In the end, I think there are four points to be considered in this controversy.
1. There have always been, and there are should always be, different kinds of Catholic schools. A school run by Opus Dei isn’t going to be the same as a school run by the Jesuits. That type of diversity is all to the good. The key here is to communicate expectations to all stakeholders (teachers, parents, and, if age appropriate, kids). That takes care of some of the controversy, but not all. If Santa Rosa gets great teachers willing to dedicate themselves to their students and live the way the bishop wants them to live for $25,000 a year, then good for them. If not, they can teach at the public school, and make twice as much money. Unhappy parents won’t send their kids to either school.
2. As we all know, official Catholic teaching on some matters isn’t in sync with the behavior of vast numbers of Catholics. That in itself isn't a problem—after all, we're all sinners. But on some issues, for some people, Catholic teaching does not comport with what they judge to be a true moral analysis in every case. Even that isn't necessarily a problem—I think that for many years now, people who didn't think that all premarital sex was wrong thought that this teaching might be a good corrective for adolencents saturated in the culture's "If if feels good, do it" approach. But what is going on now with same-sex marriage and some other issues now seems to raise matters to a third level. The students in Seattle think the church's teaching is not only wrong, but also unjust—it's harmful. And that is where the heart of the contemporary clash is.
Some conservative Catholics think this is simply unjustifiable dissent. Some progressive Catholics think they are on the front edge of a curve of doctrinal development—they think advocating for change on some issues of sexual morality is like advocating for religious liberty in the decades before the Second Vatican Council.
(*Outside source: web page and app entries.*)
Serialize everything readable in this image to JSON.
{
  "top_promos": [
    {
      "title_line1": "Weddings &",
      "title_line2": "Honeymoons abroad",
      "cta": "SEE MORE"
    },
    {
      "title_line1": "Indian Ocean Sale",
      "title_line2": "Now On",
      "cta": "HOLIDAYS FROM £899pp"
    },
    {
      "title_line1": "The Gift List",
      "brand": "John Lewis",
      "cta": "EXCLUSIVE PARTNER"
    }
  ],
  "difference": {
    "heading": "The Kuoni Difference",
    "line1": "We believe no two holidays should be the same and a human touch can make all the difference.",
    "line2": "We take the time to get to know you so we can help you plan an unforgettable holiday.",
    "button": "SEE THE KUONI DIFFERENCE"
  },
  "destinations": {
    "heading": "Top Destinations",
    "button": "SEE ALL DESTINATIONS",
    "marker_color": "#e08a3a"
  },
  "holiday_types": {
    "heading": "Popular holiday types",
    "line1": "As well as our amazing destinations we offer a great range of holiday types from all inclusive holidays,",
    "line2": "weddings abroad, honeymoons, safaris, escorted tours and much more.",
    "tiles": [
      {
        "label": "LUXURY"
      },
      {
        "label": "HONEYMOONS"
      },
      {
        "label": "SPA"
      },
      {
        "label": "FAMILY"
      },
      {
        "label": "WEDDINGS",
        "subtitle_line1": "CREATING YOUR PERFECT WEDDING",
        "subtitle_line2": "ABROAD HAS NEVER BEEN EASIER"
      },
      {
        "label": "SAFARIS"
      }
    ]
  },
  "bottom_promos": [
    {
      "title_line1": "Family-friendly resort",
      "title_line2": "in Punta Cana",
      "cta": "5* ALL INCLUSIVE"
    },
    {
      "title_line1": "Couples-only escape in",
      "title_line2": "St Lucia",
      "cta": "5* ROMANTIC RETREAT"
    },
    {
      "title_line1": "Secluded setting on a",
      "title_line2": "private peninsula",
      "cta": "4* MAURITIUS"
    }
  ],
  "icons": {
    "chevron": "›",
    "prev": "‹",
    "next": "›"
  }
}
Much of the hierarchy, it seems, fall into the first category, while much of the laity fall into the second.
3. How do most progressive Catholics who want to send their kids to Catholic school deal with the fact that they don’t agree with every detail of church teaching but think the fundamental worldview of Catholicism is true and important? How does the hierarchy deal with the fact that many of the people who send their kids to Catholic schools are not in 100 percent agreement on moral matters? How does the church deal with the fact that, especially in the inner cities, many of the kids aren’t even Catholic? They may be religious—but all other religious traditions don’t all have the same views on sexual matters. Given the connection between marriage and income status, many of their parents may not be married. Archbishop Charles Chaput has one answer—don’t let kids whose family structures don’t conform to the catechism in the school in the first place. I'm not sure Pope Francis would agree.
It seems to me there was a tacit agreement in place in the past. Schools wouldn’t inquire into the home lives of their students, their students' parents, and their teachers. And, in turn, the students, parents and teachers wouldn’t push their disagreement or uncoformity in the face of administrators or clergy.
But this tacit agreement is breaking down, on both sides. Where will this leave Catholic schools? Will they be the next casualty of the culture wars?
About the Author
Cathleen Kaveny is the Darald and Juliet Libby Professor in the Theology Department and Law School at Boston College.